[Records from a data source]

=-=-=

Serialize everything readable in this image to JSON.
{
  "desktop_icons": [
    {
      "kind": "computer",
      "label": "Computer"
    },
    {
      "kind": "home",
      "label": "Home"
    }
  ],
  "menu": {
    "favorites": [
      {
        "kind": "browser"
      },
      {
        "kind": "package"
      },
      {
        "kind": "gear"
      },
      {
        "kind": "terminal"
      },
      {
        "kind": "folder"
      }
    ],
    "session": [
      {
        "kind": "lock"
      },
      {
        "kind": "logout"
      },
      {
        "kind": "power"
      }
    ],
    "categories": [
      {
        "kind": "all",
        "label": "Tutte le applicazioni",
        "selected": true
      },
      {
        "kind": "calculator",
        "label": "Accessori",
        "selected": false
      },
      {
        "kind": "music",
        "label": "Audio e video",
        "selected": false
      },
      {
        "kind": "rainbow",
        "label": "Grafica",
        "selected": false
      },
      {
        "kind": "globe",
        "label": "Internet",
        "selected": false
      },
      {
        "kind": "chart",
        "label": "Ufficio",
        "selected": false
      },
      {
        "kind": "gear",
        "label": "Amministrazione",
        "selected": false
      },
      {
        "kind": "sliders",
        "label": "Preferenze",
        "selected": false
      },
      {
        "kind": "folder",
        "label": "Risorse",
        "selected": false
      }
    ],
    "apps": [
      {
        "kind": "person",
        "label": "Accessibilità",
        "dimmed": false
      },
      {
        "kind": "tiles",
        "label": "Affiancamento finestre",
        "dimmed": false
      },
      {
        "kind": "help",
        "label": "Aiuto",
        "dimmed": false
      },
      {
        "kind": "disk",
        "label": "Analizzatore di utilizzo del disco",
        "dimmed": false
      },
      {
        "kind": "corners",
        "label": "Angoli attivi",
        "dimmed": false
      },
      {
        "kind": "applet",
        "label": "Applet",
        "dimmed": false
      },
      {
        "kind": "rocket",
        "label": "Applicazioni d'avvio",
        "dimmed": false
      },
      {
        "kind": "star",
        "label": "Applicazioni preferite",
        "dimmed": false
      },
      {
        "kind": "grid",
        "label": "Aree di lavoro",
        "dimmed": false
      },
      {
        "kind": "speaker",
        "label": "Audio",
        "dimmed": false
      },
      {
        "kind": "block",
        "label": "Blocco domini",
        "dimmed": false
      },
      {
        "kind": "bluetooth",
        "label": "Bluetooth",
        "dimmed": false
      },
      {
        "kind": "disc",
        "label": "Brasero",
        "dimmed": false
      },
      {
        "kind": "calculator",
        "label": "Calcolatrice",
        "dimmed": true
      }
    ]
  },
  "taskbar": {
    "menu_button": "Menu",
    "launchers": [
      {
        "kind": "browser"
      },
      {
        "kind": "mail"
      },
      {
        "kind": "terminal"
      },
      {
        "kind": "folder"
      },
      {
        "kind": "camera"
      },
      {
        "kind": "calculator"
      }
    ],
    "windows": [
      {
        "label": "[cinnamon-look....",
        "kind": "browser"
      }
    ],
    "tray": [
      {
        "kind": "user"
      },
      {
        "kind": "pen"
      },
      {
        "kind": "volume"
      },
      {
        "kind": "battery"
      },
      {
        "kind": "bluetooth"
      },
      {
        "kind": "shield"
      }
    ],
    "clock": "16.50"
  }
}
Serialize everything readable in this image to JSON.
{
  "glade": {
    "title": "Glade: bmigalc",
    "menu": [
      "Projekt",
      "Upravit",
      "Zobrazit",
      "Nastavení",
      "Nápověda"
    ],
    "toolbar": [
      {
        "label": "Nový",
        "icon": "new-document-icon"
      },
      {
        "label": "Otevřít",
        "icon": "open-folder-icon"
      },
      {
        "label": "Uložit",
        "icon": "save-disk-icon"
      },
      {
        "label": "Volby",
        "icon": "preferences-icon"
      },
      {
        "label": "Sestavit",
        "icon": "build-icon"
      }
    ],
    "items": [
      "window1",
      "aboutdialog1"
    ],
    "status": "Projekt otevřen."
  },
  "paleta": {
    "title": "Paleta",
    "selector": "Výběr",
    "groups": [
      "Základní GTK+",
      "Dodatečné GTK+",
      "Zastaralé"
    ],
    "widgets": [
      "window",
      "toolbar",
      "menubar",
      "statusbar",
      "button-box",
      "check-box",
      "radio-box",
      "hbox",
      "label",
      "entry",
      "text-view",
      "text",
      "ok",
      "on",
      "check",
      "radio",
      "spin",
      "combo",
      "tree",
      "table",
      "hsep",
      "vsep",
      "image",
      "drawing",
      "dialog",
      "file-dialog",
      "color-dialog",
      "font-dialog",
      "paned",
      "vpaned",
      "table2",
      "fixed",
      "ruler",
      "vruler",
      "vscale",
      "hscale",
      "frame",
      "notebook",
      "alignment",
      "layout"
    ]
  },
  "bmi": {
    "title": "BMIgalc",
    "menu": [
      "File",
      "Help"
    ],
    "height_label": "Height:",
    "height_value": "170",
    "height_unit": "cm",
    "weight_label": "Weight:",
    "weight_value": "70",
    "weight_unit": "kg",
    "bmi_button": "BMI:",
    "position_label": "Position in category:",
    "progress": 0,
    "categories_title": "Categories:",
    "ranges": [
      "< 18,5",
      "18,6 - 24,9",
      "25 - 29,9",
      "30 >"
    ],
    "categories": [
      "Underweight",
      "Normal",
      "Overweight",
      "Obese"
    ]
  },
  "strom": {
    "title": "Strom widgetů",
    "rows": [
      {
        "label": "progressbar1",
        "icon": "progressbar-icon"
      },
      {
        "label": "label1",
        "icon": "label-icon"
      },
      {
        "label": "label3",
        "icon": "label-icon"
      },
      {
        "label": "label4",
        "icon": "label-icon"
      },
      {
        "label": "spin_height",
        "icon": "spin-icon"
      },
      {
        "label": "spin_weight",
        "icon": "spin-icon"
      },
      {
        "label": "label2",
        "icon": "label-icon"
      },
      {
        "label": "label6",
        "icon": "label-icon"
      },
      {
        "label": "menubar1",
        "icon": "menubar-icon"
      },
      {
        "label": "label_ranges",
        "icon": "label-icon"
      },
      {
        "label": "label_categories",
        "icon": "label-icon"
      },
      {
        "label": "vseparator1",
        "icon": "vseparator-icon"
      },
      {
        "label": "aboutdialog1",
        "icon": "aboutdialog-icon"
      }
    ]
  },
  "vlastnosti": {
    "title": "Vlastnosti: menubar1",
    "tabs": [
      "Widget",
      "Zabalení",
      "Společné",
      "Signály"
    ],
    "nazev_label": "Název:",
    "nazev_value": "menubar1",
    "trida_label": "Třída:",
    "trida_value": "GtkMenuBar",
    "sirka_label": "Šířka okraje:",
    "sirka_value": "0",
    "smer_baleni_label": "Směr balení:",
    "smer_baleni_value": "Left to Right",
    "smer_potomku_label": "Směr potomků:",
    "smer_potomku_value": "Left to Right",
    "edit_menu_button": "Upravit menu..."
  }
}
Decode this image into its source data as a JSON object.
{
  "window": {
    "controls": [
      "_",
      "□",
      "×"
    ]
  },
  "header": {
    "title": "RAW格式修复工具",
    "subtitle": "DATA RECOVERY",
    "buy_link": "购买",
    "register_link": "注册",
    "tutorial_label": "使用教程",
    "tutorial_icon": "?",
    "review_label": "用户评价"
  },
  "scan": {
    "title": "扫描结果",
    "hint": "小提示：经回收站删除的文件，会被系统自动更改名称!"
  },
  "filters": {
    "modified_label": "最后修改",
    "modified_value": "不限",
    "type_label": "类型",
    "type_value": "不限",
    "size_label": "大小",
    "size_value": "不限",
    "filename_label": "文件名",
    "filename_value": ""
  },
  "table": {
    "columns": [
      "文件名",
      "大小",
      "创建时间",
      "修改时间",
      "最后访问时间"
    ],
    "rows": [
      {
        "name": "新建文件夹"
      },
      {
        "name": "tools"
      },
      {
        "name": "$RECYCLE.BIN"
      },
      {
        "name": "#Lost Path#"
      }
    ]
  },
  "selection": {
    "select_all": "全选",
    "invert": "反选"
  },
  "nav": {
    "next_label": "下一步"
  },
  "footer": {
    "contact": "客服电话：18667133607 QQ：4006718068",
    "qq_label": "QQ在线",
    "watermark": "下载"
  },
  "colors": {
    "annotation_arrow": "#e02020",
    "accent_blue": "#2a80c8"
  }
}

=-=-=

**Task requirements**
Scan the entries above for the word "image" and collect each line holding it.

**Exercise output**
Serialize everything readable in this image to JSON.
Serialize everything readable in this image to JSON.
      "image",
Decode this image into its source data as a JSON object.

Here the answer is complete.